This is one of those matches that would’ve been better if it were a little longer or slower paced. Still not a bad match at all, we just went from 0-60 pretty quick.
Early on the match was about Yokosuka slowing things down, working a few limbs and hitting an assortment of submissions. Iwamoto tried to combat it with a few submission attempts of his own, but generally using his speed and power advantage. Midway through there was an Avalanche Suplex spot that looked waay too cooperative, but that was also the point in which the match felt like it turned into finisher spam.
Yokosuka hit the Yokosuka Cutter and Jumbo no Kachi a few times, but only for near falls. Then a flash Koko no Geijutsu gave the momentum back to Iwamoto, so he could hit one more correctly and be the first AJPW home talent to hold the new title.
Yokosuka does the respectful thing, where he places the belt on the new champion, but a new challenger is already in the wings. Dan Tamura steps up to challenge for the Junior title, which feels a little quick. Granted, smaller rosters are causing creative booking decisions for everyone, so this should be an interesting test for Tamura.
Triple Crown Championship: SUWAMA (c) vs Shuji Ishikawa
Well the shoe is on the other foot here. For a little context, the last time these two wrestled a singles was after SUWAMA beat Shuji in Champion Carnival 2017, so as the champion at the time, Shuji had a win to get back. So in July of 2017, Shuji beat SUWAMA’s challenge, then after that they formed Violence Giant and haven’t faced each other since. So there we go, they’re 1-1, current Heavyweight Tag Champions, and this should be a great match.
The early goings was either stalemate since they’ve been tag partners for the last three years, or SUWAMA had a slight edge. Once Shuji hit the Fire/Thunder Driver on the outside though, the match turned. SUWAMA sold a stinger for a while, his strikes were weak, his desperation was high and Shuji was in complete control. It wasn’t until SUWAMA got fired up out of pure frustration hitting a Belly to Belly Suplex that he started to bring the match closer to equal.
We saw a great back and forth slugfest, done in more of an old 90s style of All Japan. Two men, known for high impact power moves, nothing too flashy, just a downright fight. Both men were exhausted and even the moves reflected so. A few great German Suplexes from SUWAMA, but because of Shuji’s size and the exhaustion, he ended up throwing him more over his shoulder than straight over.

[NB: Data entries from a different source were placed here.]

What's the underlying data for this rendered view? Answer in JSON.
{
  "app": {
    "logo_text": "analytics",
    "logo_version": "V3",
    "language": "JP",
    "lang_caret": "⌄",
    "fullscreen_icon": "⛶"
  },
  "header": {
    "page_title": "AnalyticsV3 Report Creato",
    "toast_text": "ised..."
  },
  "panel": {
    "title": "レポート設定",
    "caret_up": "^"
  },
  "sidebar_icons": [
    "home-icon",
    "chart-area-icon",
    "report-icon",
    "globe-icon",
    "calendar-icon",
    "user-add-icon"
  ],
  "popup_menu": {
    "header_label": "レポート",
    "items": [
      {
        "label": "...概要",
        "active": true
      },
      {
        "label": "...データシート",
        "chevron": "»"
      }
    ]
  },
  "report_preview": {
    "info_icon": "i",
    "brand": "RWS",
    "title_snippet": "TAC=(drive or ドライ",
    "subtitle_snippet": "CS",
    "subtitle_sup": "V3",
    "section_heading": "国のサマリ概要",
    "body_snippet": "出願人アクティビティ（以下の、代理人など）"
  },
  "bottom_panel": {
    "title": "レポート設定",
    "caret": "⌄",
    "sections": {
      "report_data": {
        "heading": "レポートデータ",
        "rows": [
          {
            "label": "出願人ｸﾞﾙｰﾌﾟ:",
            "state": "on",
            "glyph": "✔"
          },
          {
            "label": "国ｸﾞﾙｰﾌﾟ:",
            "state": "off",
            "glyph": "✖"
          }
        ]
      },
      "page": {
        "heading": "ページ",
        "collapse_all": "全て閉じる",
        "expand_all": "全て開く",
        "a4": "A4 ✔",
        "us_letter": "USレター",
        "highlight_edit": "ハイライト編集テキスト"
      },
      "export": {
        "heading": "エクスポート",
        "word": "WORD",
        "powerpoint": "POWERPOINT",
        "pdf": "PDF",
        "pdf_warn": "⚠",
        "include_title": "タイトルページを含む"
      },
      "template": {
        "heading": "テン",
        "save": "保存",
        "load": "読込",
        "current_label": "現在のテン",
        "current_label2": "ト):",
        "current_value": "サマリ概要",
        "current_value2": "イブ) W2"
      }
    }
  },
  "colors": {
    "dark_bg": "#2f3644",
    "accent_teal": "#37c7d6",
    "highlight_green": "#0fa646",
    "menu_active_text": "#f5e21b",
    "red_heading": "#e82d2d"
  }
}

Shuji landed most of his big moves, Splash Mountain was a very close near fall, TSUNAMI, Kamigoye…just deliberate strikes and a hard fought fight. SUWAMA had to hit three Backdrop Drivers, finishing the last with the bridge for the Backdrop Hold to put his friend and tag team partner away.
SUWAMA’s victory is a little short lived, since Kento and Jiro come out and…I’m pretty sure they challenged for the tag team championship. There were a lot of funny barbs, as you could tell from how Jiro and the crowd reacted to comments. I noticed that Jiro and Kento are a big contrast in how they speak. Kento was more demanding (he’s the Ace and kind of arrogant at times), Jiro stumbled a little over his words (purposefully) and basically said please.
Overall Score: 7.5/10
So this was a great show and did stuff I loved. Self-contained narratives make me happy. By that I mean, Dan won his match, so he challenged for the Junior title. We saw him look impressive and they capitalize on that (even if he’s most likely losing). Then we get some great interactions with Kento and Jiro during the eight man, and they cap off the night with a challenge.
Since we got the video package announcing the Atsusuhi Aoki memorial show and the dates for the Champion Carnival, this was an important time to watch. I’m very invested in Jiro and Kento, who will be in the Champion Carnival and how Dan fairs against Iwamoto.
Great show, with great prospects for the rest of the year.